I like Halloween. I like the idea of being creative, embracing an alter ego and giving out candy. In my house we have a strict rule about Halloween candy. My kids are allowed to eat it till they get sick. The same rule applies for Christmas and Easter.
This year we decided to be one of the cool houses. Not only did we give out regular sized Reece's Peanut Butter Cups, but we also gave glowing bracelets and necklaces. The ooo's and wow's we got out of that were totally worth it.
In the morning, as my kids were treating their sugar hangovers with more candy, they came across what looked like a novelty fake $1,000,000 bill. Upon further inspection though, we found that this was in fact a religious tract. Normally I don't have a problem with this. A church on a street I use to Trick or Treat on as a kid gave out miniature versions of the book of John. I always felt that to be more of a gesture than the iniquitous swag that found it's way to my kid's bag of treats. What my kid got was far more nefarious. One doesn't expect a treat to include the words, "[G]od sees you as a lying, thieving, blasphemous, adulterer at heart. The Bible warns that if you are guilty you will end up in Hell. That's not God's will." As my husband read this out loud, in his best scary political ad voice, my boys collapsed in giggles.
On the one hand, Trick or Treating by it's nature is a gamble. You're always gonna end up with at least one granola bar or worse, raisins. But I'm almost sure that if I threw in literature about my heathenish ways, or even just something about the Guiding Principles of Burning Man, I would no doubt be the object of much disdain.
I suppose in some ways, since Halloween is All Souls Eve, in theory, saving souls is part of the celebration. But, stern warnings about adultery are not quite what I had in mind. In our house moral guidance is more along the lines of do unto others, leave no trace and don't be evil. I wasn't aware that Halloween had become the repent or go to Hell holiday. Maybe I need to keep up. Then again, maybe not.
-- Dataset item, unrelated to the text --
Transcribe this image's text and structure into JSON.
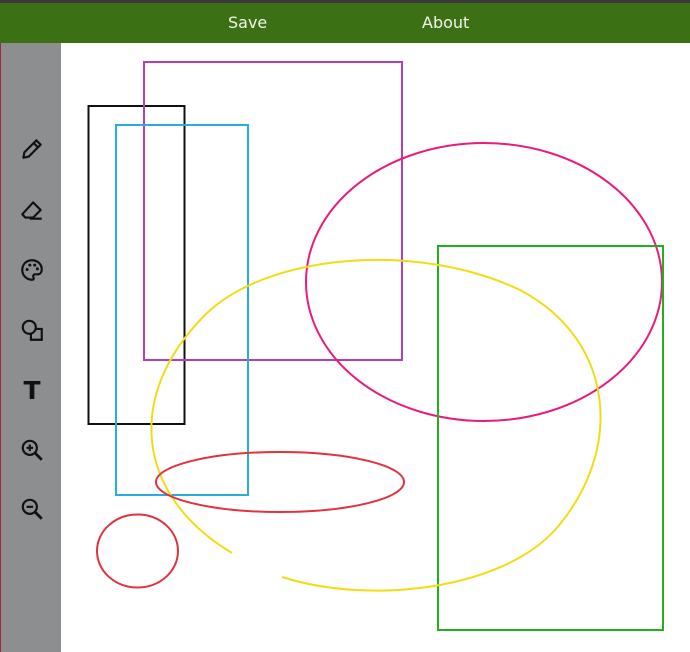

I believe, for this instance my family acts as good Americans. We consider Halloween to be a chance for kids of all ages to be silly, imagine themselves in another way, play tricks, watch tacky and gory B flicks and get free candy. We'll pick another day to worry about the kid's souls.